Since joining the Llangollen Canal, we have been in a virtual Black Hole as far as 3G and internet coverage is concerned, hence several posts today by way of updates. Having used up our allotted time at Wrenbury, on Monday it was time to move on. The weather had forecast rain, due to arrive by lunchtime. They got it wrong. It was raining when we got up. It was still raining after we had used the services at the ABC boat hire base. We made our way through the electric lift bridge, stopping about half a dozen cars whilst we did so. Then it was on towards Grindley Brook. Still being rained on, we quickly reviewed that decision and stopped for the day just below Marbury Lock. It was a good decision as not long after it poured down, and continued like that for much of the day.


                                                           Our spot at Marbury.

The weather forecast today was for rain and possible thunder storms by mid afternoon.
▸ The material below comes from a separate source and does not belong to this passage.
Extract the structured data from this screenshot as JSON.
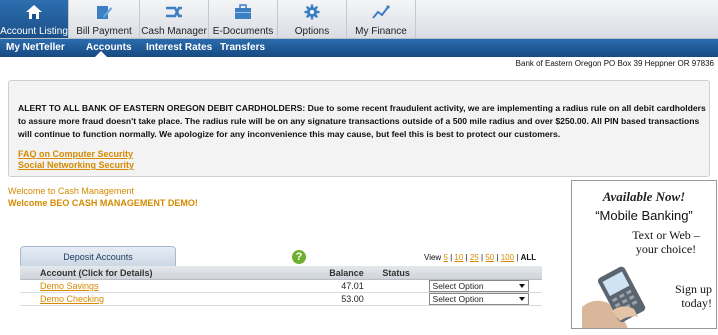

With this in mind we got up at an early for us 7 am, and were underway just before 8. Our plan was to get to the water point above the Grindley Brook staircase locks. We began the day with sun and blue sky, however we could already see the next band of cloud making progress. We had five miles and four locks to navigate before reaching Grindley Brook, and all the while the cloud was increasing and darkening. As we were arriving towards the bottom of the lock flight the first drops of rain began. We pulled in on a straight stretch of towpath just ahead of some reed beds and moored up. The weather is suspect for tomorrow also, so we may stay here till Thursday or Friday.

This is a good spot as it is south facing so if the sun does make an appearance the solar charging will benefit. We have a clear view to the sky satellite and we also have 3G and Internet. If Oscar is looking blurred and slightly deformed it is because he chose this precise moment to charge full pelt up and down the towpath.
Monday totals 2 Miles
Tuesday totals 5 Miles 4 Locks
Running total 315 Miles 153 Locks 11 Tunnels